═══ DATA PROVIDED ═══

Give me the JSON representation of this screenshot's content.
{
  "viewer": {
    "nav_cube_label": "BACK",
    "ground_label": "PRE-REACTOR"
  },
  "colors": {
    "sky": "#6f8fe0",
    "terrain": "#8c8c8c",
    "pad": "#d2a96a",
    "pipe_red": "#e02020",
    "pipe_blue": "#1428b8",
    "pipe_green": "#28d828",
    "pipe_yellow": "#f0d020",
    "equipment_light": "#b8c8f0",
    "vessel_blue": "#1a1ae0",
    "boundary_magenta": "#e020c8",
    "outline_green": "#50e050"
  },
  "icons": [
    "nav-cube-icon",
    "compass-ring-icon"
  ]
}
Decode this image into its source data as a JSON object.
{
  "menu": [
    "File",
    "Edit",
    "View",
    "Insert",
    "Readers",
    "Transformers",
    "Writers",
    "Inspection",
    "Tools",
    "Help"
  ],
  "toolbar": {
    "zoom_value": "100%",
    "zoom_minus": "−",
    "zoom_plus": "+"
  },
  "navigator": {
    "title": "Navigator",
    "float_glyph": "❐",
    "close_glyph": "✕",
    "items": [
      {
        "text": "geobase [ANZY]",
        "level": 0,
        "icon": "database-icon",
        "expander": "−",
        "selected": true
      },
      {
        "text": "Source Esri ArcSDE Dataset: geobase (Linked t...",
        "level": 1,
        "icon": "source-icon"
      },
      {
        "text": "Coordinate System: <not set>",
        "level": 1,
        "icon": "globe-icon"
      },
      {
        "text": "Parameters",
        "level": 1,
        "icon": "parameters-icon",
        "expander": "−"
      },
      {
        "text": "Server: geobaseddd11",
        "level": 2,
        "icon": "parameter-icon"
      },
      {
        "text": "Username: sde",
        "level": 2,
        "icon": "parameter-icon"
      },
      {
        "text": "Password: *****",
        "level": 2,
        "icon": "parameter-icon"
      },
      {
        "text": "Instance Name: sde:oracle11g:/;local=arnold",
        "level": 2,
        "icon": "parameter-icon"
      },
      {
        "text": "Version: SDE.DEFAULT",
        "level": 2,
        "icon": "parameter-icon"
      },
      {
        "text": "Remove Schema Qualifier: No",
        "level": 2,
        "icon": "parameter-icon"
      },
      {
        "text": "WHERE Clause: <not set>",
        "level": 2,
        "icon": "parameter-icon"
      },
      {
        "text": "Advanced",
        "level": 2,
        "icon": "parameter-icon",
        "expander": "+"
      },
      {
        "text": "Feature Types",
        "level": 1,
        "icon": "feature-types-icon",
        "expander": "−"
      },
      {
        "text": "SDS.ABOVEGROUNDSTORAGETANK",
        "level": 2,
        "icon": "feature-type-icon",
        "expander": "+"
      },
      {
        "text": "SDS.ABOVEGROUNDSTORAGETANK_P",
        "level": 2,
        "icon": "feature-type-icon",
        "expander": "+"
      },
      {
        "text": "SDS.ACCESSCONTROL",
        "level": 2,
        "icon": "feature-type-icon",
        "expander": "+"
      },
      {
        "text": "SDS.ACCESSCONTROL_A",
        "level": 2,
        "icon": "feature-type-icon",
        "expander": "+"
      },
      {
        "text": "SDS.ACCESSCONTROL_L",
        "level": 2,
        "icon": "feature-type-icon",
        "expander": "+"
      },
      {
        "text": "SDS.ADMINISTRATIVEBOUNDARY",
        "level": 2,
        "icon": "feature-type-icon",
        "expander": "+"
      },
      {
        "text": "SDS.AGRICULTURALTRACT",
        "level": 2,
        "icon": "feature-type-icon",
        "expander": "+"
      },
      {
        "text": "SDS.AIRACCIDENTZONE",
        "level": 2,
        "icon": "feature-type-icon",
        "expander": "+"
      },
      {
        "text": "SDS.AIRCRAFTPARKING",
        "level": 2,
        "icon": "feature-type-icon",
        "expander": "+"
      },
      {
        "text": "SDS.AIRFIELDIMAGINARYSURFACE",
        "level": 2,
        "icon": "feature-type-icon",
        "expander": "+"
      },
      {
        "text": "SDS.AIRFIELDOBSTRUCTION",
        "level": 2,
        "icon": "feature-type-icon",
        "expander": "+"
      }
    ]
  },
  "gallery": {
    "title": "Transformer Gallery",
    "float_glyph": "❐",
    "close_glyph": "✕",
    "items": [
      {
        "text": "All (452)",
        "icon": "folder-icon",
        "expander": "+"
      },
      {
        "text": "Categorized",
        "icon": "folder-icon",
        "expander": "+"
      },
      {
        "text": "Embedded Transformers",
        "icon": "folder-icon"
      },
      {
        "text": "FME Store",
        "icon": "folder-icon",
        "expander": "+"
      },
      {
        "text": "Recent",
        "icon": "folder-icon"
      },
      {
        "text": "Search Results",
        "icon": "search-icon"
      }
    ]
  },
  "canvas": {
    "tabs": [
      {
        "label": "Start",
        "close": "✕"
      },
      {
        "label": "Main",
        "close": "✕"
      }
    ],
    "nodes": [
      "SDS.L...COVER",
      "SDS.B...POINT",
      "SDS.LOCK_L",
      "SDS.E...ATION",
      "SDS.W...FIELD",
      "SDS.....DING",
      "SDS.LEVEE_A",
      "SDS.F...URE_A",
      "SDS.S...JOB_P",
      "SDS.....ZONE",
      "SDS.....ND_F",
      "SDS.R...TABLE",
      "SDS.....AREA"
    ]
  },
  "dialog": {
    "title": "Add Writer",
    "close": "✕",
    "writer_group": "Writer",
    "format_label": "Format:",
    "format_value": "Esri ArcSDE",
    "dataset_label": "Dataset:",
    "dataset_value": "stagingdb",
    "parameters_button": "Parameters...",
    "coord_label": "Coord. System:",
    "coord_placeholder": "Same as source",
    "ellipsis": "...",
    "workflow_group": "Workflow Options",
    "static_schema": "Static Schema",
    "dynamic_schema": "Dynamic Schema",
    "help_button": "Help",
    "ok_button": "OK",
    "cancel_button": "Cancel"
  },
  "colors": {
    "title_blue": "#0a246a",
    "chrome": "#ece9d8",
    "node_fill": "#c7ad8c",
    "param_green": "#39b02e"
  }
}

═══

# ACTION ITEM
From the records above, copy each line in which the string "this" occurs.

# RESPONSE BOX
Give me the JSON representation of this screenshot's content.
Decode this image into its source data as a JSON object.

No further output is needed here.